▸ EXERCISE OBJECTIVE: Only the lines holding the string "triot" are needed; copy each of them from the data.

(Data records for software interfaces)
#####

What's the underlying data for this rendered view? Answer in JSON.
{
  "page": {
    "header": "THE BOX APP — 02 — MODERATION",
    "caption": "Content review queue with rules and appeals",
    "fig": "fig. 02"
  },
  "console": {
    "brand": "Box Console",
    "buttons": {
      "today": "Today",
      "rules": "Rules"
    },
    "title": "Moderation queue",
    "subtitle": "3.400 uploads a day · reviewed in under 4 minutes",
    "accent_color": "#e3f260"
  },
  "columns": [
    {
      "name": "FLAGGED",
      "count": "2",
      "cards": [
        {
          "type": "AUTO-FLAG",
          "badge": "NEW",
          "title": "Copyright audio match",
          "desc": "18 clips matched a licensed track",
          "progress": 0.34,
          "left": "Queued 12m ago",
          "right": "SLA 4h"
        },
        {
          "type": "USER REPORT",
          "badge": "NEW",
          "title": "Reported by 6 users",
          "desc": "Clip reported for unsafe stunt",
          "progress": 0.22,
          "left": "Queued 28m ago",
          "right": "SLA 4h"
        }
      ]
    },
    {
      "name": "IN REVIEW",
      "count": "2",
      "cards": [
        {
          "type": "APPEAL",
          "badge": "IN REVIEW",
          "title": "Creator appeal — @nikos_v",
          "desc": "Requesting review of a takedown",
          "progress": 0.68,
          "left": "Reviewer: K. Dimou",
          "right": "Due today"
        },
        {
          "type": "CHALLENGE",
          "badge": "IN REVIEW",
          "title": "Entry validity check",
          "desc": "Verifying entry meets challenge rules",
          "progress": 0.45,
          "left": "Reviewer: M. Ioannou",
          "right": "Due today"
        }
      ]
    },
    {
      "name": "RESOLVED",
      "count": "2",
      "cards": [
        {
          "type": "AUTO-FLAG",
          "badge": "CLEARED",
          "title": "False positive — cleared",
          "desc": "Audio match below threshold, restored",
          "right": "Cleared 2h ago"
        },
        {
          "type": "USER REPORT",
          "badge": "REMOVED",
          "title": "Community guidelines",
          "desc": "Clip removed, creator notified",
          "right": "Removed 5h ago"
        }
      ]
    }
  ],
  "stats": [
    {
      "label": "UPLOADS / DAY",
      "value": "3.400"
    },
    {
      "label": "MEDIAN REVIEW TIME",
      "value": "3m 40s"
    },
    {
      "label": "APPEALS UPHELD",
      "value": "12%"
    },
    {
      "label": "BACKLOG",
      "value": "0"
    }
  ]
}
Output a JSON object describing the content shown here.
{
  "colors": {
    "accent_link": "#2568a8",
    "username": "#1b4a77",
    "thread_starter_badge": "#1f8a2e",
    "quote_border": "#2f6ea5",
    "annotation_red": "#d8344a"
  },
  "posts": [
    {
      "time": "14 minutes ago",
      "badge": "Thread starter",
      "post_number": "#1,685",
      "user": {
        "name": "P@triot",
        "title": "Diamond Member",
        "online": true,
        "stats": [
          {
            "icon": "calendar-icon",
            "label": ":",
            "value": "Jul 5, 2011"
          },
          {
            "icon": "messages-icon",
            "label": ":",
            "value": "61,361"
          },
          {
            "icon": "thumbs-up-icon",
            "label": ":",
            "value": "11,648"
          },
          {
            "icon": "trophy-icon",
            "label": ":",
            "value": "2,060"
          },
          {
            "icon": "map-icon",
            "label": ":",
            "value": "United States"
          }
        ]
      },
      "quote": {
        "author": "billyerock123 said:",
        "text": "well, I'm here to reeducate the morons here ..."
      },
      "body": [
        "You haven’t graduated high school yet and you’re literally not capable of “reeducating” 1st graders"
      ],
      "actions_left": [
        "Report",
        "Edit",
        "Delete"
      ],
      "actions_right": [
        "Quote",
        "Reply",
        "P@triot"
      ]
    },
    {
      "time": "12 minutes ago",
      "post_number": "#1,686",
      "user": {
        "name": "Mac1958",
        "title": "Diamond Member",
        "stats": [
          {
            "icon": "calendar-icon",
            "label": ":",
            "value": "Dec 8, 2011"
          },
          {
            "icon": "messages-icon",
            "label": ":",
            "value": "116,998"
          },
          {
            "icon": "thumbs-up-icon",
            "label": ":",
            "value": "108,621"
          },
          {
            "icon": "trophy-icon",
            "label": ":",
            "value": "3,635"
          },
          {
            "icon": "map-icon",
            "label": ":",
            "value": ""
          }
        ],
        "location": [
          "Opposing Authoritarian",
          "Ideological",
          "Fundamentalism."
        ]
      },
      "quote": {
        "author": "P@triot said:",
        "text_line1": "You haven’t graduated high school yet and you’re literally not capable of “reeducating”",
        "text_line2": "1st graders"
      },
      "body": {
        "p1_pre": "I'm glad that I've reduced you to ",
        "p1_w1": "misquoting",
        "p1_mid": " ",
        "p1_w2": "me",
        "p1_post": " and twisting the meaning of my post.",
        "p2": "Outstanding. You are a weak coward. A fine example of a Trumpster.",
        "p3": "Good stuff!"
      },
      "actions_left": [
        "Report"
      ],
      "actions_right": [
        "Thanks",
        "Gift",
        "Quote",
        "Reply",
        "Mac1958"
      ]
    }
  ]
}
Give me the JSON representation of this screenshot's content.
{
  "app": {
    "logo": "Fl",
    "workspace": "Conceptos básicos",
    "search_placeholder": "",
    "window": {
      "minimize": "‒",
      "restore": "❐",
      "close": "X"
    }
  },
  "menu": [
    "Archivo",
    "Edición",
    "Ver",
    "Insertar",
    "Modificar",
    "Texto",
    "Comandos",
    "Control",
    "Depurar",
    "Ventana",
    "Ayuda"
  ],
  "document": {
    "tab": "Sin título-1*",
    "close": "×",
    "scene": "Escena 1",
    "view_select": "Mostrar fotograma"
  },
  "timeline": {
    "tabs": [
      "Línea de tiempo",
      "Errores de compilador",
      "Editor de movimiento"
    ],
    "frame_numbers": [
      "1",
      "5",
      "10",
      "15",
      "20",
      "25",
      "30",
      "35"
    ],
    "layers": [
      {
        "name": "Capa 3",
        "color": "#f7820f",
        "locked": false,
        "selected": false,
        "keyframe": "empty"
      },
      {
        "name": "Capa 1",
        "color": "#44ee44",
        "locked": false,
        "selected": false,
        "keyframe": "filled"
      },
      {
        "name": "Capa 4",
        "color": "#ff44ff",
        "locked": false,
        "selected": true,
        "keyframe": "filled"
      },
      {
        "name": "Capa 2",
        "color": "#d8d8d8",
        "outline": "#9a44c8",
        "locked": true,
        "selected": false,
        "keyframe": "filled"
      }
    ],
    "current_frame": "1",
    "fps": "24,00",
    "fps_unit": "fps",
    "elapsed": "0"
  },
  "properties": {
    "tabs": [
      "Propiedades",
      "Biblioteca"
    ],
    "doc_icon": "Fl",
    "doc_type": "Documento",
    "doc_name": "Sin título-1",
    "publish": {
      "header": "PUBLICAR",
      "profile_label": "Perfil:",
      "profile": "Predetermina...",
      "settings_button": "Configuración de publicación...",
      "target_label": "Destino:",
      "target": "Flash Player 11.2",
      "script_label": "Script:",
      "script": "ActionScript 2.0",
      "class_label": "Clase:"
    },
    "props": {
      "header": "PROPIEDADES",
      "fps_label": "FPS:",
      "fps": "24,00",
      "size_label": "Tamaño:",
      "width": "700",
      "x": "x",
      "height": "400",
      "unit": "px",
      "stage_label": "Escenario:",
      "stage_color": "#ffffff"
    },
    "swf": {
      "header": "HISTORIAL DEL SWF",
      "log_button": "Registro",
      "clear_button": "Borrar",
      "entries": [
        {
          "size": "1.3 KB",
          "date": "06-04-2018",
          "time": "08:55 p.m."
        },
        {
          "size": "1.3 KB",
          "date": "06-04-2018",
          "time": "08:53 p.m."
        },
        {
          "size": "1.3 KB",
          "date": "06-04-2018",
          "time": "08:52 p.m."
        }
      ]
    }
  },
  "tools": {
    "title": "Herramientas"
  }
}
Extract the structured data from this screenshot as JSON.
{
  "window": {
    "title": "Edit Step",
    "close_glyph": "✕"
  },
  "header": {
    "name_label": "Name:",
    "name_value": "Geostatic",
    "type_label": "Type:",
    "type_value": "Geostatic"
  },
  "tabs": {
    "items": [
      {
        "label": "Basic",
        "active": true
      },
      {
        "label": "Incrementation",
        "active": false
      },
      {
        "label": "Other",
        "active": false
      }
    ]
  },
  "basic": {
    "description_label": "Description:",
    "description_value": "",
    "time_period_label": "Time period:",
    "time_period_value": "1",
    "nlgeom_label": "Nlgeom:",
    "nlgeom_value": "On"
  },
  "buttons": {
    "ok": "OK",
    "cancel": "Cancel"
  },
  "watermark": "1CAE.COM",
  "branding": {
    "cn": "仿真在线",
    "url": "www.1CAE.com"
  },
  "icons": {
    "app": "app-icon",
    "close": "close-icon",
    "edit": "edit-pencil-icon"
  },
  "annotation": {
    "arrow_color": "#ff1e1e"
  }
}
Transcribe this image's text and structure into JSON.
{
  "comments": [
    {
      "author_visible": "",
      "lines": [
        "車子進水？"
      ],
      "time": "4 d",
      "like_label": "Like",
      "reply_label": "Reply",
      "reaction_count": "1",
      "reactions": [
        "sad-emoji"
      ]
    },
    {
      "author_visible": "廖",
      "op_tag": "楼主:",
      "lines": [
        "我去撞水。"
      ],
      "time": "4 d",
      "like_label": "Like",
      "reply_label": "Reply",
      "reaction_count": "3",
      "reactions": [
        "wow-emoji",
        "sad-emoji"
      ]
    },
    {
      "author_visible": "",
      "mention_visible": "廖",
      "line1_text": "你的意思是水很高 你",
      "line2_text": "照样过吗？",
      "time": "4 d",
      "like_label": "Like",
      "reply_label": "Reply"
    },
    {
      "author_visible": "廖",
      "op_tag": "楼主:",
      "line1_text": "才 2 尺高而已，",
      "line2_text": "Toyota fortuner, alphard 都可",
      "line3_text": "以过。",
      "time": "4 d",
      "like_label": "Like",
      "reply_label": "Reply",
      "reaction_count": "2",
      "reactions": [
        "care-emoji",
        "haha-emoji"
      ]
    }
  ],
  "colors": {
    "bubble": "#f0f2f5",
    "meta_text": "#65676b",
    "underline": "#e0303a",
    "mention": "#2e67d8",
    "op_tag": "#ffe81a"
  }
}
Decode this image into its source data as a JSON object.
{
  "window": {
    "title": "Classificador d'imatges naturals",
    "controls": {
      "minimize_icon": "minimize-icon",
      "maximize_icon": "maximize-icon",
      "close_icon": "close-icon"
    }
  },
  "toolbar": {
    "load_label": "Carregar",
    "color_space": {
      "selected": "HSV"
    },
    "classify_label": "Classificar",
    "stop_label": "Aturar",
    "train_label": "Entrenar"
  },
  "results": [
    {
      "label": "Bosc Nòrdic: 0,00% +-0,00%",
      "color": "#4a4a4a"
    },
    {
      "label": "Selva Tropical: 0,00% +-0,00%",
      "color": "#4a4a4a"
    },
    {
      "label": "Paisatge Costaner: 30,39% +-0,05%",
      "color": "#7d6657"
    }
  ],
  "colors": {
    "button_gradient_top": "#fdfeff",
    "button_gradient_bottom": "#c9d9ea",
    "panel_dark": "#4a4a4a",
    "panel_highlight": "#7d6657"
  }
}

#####

▸ SOLUTION:
        "name": "P@triot",
        "P@triot"
        "author": "P@triot said:",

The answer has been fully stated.